Ambulatory treatment of Charcot arthropathy – total contact casting.
I work in a rural, hospital based practice that is a regional referral center. Much of the care I provide is related to diabetes. Subsequently, I see and treat a lot of Charcot joints. Charcot arthropathy occurs in patients who have lost sensation in their feet. Charcot arthropathy often results in collapse of the arch and chronic wounds of the plantar foot secondary to a problem called a rocker bottom flat foot.
Stages of Charcot arthropathy
Charcot arthropathy, is typically classified in four stages (Eichenholzt Classification) (1).
Warmth to touch, no deformation of arch
Warmth to touch, early signs of change on x-ray, edema
Collapse of the arch, increased edema
Consolidation of collapse and remodeling
Diagnosis of Charcot arthropathy in stage 0 requires a high degree of clinical suspicion due to lack of overt signs on x-ray.
I saw a patient this month with a Brodsky type 2 (subtalar joint) Charcot joint (1). She lives alone and has been treated successfully for a Brodsky type 1 Charcot joint. With this new onset, aggressive treatment is required to arrest the process of the Charcot joint. So I placed her in a non-weight bearing cast. And just by chance, I watched her walk out of clinic on the ‘non-weight bearing’ cast. She ended up in our emergency department in the next week with wounds on the shin.
I had to come up with a compromise, something that would allow light weight bearing but in a protected environment. I chose total contact casting (TCC). We use total contact cast as a method of off-loading until we can get our patient into a TORCH boot. A TORCH boot is an off-loading boot used to treat deformities such as Charcot arthropathy.
What is a total contact cast?
The images below show the stages used to apply a TCC. You’ll notice plenty of padding to protect the shin and ankle bones. Once padded, the final application (with the green and red stripe) is a semi-hard cast. This cast is then placed in a walker.
Why use a total contact cast?

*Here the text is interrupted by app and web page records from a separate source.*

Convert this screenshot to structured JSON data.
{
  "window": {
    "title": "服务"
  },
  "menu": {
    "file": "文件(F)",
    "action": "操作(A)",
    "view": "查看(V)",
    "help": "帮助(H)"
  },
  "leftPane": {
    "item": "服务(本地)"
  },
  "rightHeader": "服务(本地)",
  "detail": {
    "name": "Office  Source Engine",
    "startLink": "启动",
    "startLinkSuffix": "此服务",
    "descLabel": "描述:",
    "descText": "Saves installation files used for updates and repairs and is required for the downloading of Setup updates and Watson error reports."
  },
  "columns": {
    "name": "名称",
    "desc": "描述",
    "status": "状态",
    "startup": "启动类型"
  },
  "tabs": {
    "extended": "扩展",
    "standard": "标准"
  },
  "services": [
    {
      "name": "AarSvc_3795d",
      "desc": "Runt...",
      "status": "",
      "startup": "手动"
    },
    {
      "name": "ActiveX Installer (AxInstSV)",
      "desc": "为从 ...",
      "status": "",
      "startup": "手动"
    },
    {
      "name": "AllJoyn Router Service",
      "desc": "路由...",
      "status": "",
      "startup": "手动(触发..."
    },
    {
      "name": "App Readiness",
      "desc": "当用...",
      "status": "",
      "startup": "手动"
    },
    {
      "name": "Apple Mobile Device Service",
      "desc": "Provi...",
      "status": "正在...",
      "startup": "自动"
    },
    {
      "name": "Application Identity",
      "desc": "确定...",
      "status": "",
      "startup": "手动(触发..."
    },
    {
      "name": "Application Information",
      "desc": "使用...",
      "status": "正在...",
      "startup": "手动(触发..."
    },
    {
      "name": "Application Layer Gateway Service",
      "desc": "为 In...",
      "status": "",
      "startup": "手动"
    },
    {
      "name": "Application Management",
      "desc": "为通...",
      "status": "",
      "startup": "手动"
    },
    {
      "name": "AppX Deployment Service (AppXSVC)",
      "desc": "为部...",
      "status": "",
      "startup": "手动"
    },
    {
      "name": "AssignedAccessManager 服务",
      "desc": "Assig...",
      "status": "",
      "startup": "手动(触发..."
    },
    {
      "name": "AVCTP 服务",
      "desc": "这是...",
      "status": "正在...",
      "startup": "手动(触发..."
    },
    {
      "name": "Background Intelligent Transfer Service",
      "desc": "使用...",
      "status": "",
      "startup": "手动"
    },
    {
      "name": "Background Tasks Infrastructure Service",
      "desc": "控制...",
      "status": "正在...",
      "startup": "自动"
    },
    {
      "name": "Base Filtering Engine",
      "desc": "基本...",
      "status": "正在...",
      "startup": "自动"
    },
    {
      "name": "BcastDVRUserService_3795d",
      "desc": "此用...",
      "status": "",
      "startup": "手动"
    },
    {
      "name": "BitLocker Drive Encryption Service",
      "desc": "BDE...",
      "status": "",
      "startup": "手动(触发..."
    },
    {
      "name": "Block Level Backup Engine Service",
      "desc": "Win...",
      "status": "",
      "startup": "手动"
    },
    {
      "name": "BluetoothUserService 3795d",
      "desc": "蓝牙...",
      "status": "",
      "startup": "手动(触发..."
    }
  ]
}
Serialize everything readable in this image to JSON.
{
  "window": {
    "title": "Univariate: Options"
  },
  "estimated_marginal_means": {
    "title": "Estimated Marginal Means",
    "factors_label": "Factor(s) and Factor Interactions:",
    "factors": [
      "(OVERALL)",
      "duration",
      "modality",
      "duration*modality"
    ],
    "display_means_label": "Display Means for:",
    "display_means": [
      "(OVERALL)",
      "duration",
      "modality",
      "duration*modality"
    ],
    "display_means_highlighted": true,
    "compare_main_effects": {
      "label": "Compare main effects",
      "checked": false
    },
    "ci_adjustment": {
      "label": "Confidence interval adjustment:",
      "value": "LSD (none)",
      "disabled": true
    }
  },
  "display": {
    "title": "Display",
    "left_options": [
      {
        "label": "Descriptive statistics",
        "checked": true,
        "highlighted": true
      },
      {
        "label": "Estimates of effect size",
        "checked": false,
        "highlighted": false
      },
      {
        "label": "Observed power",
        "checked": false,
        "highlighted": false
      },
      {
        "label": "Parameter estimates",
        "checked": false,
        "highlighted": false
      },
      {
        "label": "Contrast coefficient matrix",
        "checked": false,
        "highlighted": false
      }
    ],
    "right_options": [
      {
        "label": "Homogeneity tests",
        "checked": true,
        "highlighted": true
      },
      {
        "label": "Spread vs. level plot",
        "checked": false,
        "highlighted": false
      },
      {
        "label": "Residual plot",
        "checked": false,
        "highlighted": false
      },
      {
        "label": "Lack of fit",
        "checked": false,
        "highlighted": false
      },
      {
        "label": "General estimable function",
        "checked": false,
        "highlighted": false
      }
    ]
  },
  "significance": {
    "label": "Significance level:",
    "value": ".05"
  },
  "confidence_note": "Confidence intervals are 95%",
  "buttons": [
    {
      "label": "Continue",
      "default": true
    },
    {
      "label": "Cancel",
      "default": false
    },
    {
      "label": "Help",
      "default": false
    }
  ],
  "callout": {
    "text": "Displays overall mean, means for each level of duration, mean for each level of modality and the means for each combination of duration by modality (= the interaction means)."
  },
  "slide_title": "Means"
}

Total contact casting is typically used for diabetic foot ulcerations of the plantar foot. In this case, we were trying to create a compromise. We were trying to allow for limited ambulation for a patient who lives alone and needs to complete a certain degree of activities of daily living. Luckily we were right in our choice. This patient has done well with good resolution of her Charcot joint.